**REQUIREMENT**. Going through the entries below, work out how many lines have the string "item" in them. Give the number and nothing more.

**TASK MATERIAL**.
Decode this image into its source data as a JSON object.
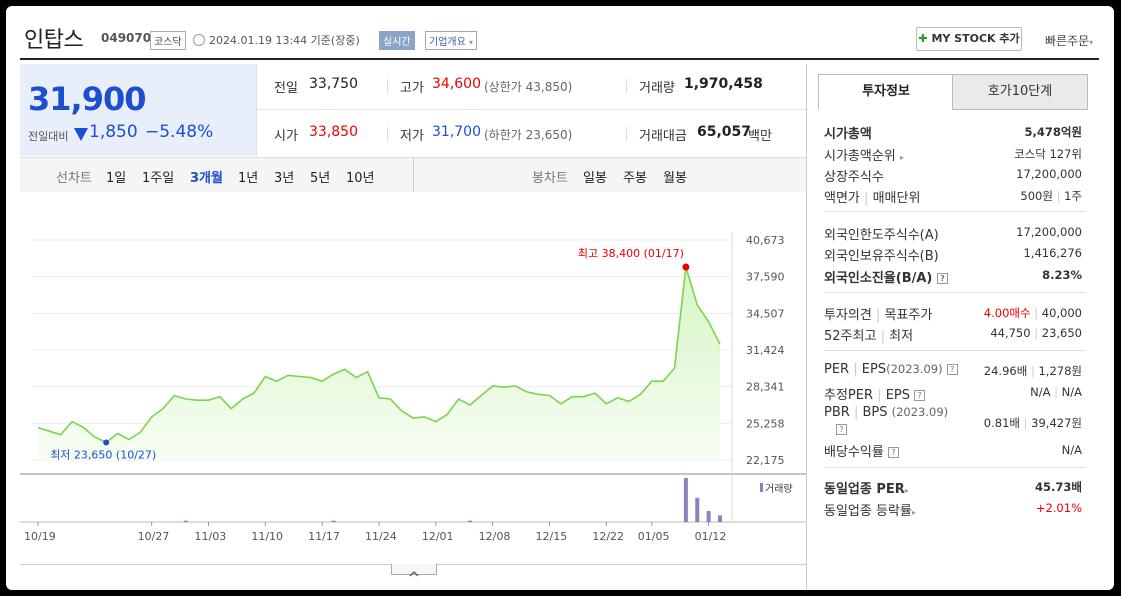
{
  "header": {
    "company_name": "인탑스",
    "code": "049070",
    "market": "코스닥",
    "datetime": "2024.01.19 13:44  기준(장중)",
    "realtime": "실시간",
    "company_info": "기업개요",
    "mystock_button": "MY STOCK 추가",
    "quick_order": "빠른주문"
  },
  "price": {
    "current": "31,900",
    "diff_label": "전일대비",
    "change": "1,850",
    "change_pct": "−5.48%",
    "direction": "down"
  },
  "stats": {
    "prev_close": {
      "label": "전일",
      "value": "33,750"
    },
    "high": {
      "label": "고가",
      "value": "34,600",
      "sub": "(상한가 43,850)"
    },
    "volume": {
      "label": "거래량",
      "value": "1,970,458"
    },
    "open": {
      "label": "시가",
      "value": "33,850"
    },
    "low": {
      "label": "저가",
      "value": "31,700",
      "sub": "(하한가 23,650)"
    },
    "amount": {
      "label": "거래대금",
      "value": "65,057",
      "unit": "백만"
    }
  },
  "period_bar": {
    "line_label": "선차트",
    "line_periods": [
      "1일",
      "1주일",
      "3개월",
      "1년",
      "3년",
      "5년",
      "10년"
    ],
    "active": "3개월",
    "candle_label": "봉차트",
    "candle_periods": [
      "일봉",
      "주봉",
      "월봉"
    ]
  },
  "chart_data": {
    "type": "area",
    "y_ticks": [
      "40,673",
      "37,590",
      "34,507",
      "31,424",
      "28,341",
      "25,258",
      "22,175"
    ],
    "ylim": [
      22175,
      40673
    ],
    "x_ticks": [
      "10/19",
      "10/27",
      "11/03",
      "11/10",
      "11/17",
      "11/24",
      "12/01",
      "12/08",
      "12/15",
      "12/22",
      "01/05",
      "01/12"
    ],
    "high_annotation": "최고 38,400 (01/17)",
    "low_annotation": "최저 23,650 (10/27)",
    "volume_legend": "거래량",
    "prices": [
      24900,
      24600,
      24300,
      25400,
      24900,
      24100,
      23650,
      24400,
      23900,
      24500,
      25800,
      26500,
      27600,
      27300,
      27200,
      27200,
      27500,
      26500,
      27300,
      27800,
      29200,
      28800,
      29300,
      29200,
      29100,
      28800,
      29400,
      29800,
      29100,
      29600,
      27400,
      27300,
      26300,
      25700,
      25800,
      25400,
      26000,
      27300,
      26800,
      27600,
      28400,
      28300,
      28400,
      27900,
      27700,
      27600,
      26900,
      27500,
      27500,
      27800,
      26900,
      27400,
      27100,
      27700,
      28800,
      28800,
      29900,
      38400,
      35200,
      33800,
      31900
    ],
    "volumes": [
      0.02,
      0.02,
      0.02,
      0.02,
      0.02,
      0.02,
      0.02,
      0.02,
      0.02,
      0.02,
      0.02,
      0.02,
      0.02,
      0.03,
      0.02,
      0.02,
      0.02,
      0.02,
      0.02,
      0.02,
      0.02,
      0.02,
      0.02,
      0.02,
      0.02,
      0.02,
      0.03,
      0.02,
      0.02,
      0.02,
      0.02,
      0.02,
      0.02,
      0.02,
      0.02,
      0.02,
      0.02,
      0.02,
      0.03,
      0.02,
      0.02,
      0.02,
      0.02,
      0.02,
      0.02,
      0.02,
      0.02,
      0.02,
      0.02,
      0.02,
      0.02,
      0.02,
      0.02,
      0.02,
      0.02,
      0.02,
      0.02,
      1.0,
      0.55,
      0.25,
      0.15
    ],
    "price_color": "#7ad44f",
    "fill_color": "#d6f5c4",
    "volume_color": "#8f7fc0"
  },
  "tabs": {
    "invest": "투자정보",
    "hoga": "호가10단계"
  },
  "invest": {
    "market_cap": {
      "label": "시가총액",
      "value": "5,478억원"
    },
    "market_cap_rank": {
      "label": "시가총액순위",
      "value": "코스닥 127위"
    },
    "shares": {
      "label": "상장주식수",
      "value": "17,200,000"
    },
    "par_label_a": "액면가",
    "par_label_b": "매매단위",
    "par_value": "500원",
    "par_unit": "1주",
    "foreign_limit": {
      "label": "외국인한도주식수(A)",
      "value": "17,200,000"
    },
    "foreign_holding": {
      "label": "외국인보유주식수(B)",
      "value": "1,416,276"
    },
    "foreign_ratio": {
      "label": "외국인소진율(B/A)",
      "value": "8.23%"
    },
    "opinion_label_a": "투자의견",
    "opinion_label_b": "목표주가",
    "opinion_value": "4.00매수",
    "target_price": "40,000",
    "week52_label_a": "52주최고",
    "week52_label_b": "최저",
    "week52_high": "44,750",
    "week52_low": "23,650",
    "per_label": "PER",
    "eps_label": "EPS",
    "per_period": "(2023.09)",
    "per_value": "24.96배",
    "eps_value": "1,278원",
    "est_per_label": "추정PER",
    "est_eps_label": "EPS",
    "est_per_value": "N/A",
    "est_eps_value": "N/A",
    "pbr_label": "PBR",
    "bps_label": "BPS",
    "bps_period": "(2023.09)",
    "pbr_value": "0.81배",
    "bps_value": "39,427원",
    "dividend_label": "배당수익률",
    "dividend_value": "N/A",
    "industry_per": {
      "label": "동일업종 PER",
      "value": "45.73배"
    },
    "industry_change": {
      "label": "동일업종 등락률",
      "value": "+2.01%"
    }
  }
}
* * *
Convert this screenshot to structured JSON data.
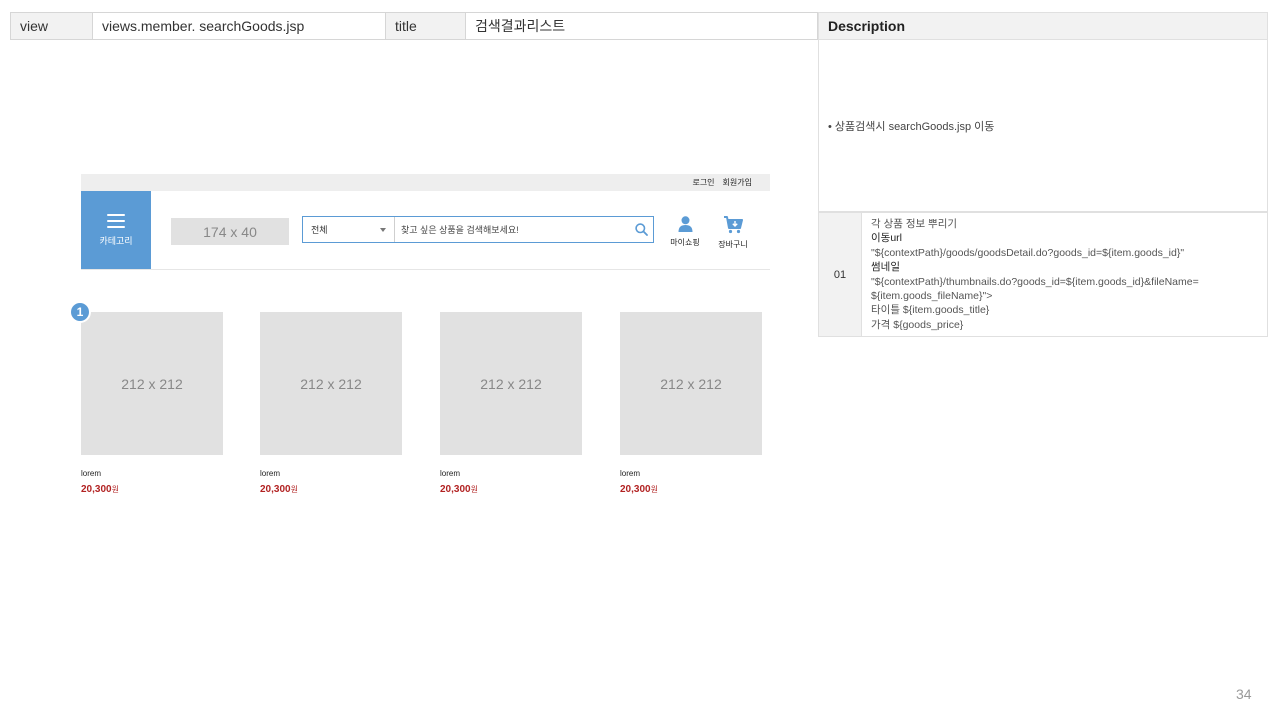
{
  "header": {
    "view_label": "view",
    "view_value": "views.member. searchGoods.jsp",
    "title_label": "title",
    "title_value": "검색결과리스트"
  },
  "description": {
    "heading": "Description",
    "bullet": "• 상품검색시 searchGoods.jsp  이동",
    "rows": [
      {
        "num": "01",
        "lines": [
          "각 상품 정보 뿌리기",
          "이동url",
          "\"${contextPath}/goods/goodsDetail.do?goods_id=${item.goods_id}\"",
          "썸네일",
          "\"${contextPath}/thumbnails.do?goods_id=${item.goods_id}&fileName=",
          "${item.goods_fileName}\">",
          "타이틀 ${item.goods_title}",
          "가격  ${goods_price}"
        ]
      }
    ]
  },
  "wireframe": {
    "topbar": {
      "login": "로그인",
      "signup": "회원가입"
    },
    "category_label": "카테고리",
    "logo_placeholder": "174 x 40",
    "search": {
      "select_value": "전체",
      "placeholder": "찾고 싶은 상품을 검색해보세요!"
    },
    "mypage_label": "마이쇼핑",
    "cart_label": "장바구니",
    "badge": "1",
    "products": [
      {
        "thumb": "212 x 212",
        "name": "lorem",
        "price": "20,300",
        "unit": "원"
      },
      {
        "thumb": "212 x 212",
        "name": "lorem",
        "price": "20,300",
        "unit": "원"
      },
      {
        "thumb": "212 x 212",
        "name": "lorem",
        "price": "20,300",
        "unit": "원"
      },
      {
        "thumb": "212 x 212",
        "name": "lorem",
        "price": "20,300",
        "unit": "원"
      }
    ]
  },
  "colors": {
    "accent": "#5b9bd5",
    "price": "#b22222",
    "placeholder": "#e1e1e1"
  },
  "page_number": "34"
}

**SOLUTION FOR THIS EXERCISE**. 4